*The task*.
Copy out each line of the data that holds the string "with".

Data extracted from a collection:
= = = =

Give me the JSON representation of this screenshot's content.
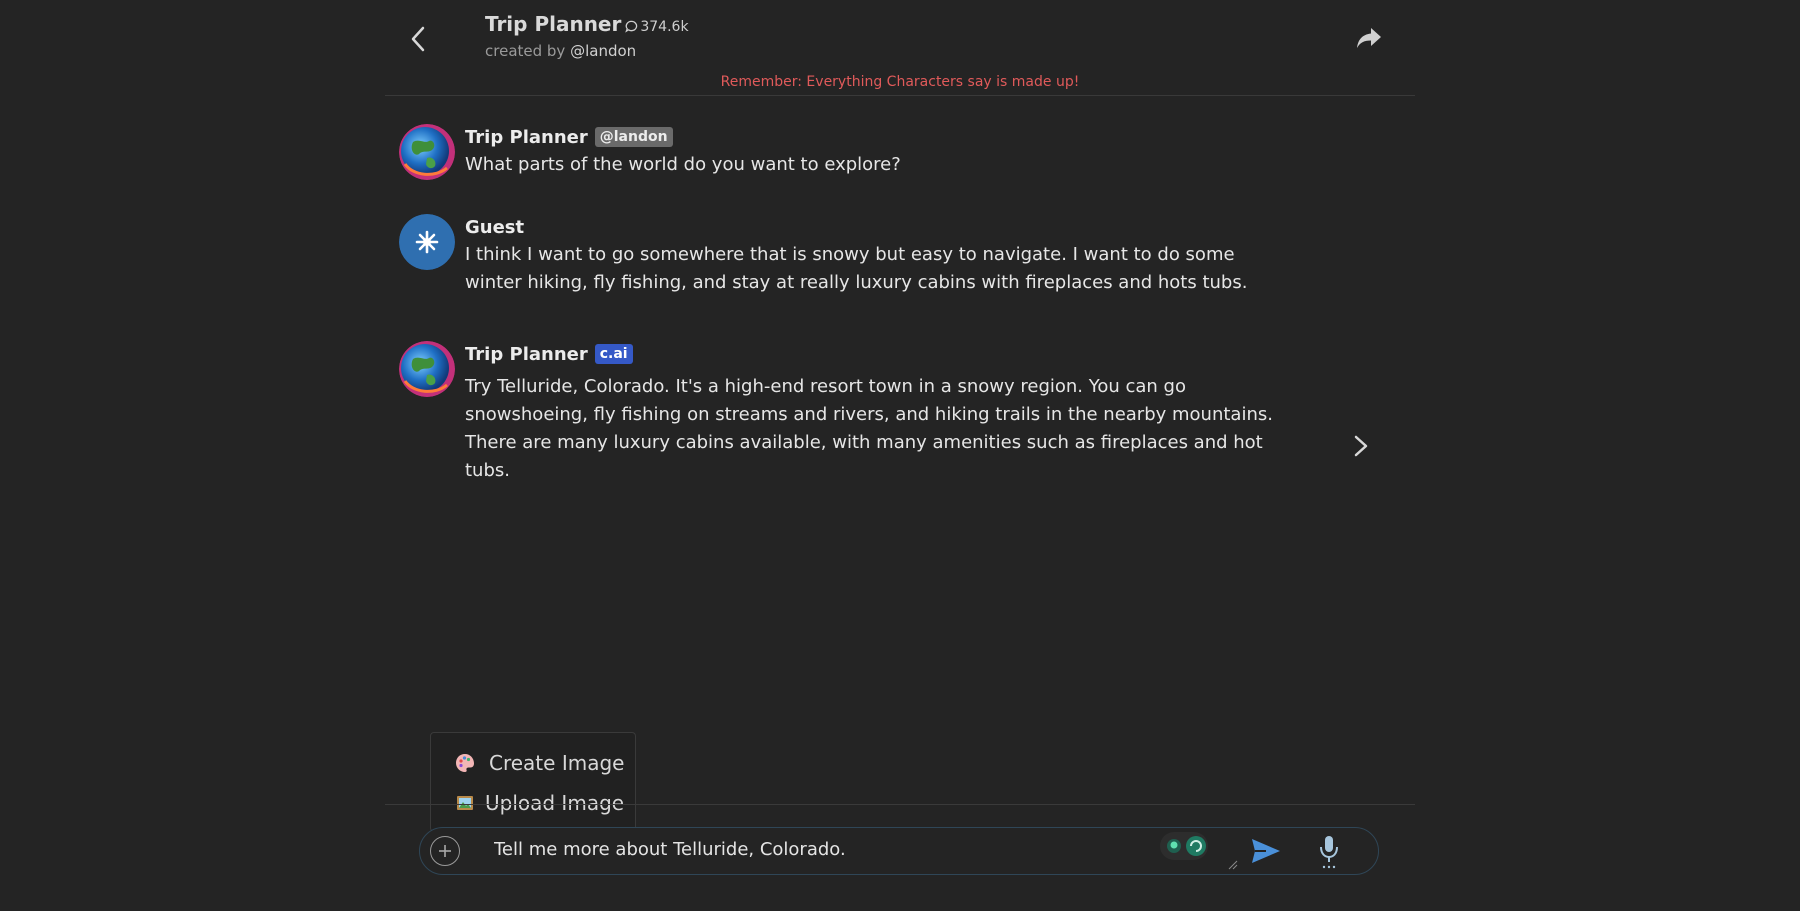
{
  "header": {
    "title": "Trip Planner",
    "chat_count": "374.6k",
    "created_prefix": "created by",
    "creator": "@landon",
    "disclaimer": "Remember: Everything Characters say is made up!"
  },
  "messages": [
    {
      "author": "Trip Planner",
      "tag": "@landon",
      "text": "What parts of the world do you want to explore?"
    },
    {
      "author": "Guest",
      "tag": "",
      "text": "I think I want to go somewhere that is snowy but easy to navigate. I want to do some winter hiking, fly fishing, and stay at really luxury cabins with fireplaces and hots tubs."
    },
    {
      "author": "Trip Planner",
      "tag": "c.ai",
      "text": "Try Telluride, Colorado. It's a high-end resort town in a snowy region. You can go snowshoeing, fly fishing on streams and rivers, and hiking trails in the nearby mountains. There are many luxury cabins available, with many amenities such as fireplaces and hot tubs."
    }
  ],
  "image_menu": {
    "create_label": "Create Image",
    "upload_label": "Upload Image"
  },
  "composer": {
    "value": "Tell me more about Telluride, Colorado."
  },
  "colors": {
    "background": "#242424",
    "disclaimer": "#e05a5a",
    "cai_tag": "#3559c7",
    "guest_avatar": "#2f6fb0",
    "send_icon": "#4a90d9"
  }
}
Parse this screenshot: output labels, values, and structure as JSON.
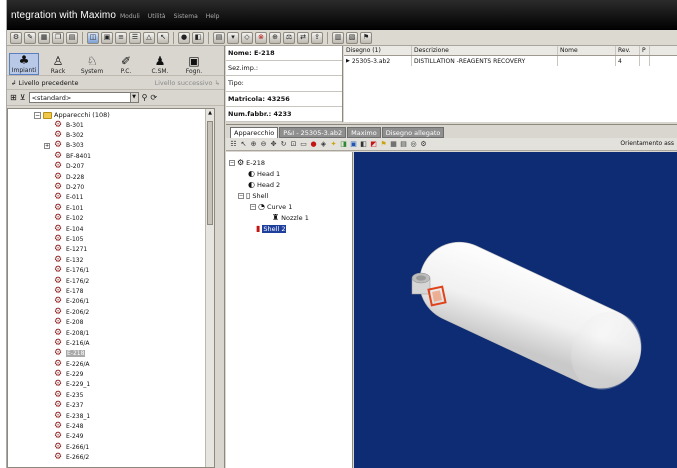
{
  "titlebar": {
    "title": "ntegration with Maximo",
    "menus": [
      "Moduli",
      "Utilità",
      "Sistema",
      "Help"
    ]
  },
  "left_tools": [
    {
      "label": "Impianti",
      "icon": "plant-icon",
      "active": true
    },
    {
      "label": "Rack",
      "icon": "rack-icon"
    },
    {
      "label": "System",
      "icon": "system-icon"
    },
    {
      "label": "P.C.",
      "icon": "pc-icon"
    },
    {
      "label": "C.SM.",
      "icon": "csm-icon"
    },
    {
      "label": "Fogn.",
      "icon": "sewer-icon"
    }
  ],
  "level": {
    "previous": "Livello precedente",
    "next": "Livello successivo"
  },
  "filter": {
    "value": "<standard>"
  },
  "tree": {
    "root_label": "Apparecchi",
    "root_count": "(108)",
    "selected": "E-218",
    "items": [
      "B-301",
      "B-302",
      "B-303",
      "BF-8401",
      "D-207",
      "D-228",
      "D-270",
      "E-011",
      "E-101",
      "E-102",
      "E-104",
      "E-105",
      "E-1271",
      "E-132",
      "E-176/1",
      "E-176/2",
      "E-178",
      "E-206/1",
      "E-206/2",
      "E-208",
      "E-208/1",
      "E-216/A",
      "E-218",
      "E-226/A",
      "E-229",
      "E-229_1",
      "E-235",
      "E-237",
      "E-238_1",
      "E-248",
      "E-249",
      "E-266/1",
      "E-266/2"
    ]
  },
  "properties": {
    "nome": "Nome: E-218",
    "sez": "Sez.imp.:",
    "tipo": "Tipo:",
    "matricola": "Matricola: 43256",
    "num_fabbr": "Num.fabbr.: 4233"
  },
  "drawings": {
    "headers": [
      "Disegno (1)",
      "Descrizione",
      "Nome",
      "Rev.",
      "P"
    ],
    "rows": [
      [
        "25305-3.ab2",
        "DISTILLATION -REAGENTS RECOVERY",
        "",
        "4",
        ""
      ]
    ]
  },
  "tabs": [
    "Apparecchio",
    "P&I - 25305-3.ab2",
    "Maximo",
    "Disegno allegato"
  ],
  "viewer": {
    "orientation_label": "Orientamento ass"
  },
  "component_tree": {
    "root": "E-218",
    "items": [
      "Head 1",
      "Head 2",
      "Shell",
      "Curve 1",
      "Nozzle 1",
      "Shell 2"
    ]
  },
  "colors": {
    "viewport_bg": "#0e2c73",
    "vessel": "#f4f4f4",
    "highlight": "#e0431a",
    "selection": "#1f3f9c"
  }
}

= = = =

*Answer to this problem*.
      "text": "I think I want to go somewhere that is snowy but easy to navigate. I want to do some winter hiking, fly fishing, and stay at really luxury cabins with fireplaces and hots tubs."
      "text": "Try Telluride, Colorado. It's a high-end resort town in a snowy region. You can go snowshoeing, fly fishing on streams and rivers, and hiking trails in the nearby mountains. There are many luxury cabins available, with many amenities such as fireplaces and hot tubs."
    "title": "ntegration with Maximo",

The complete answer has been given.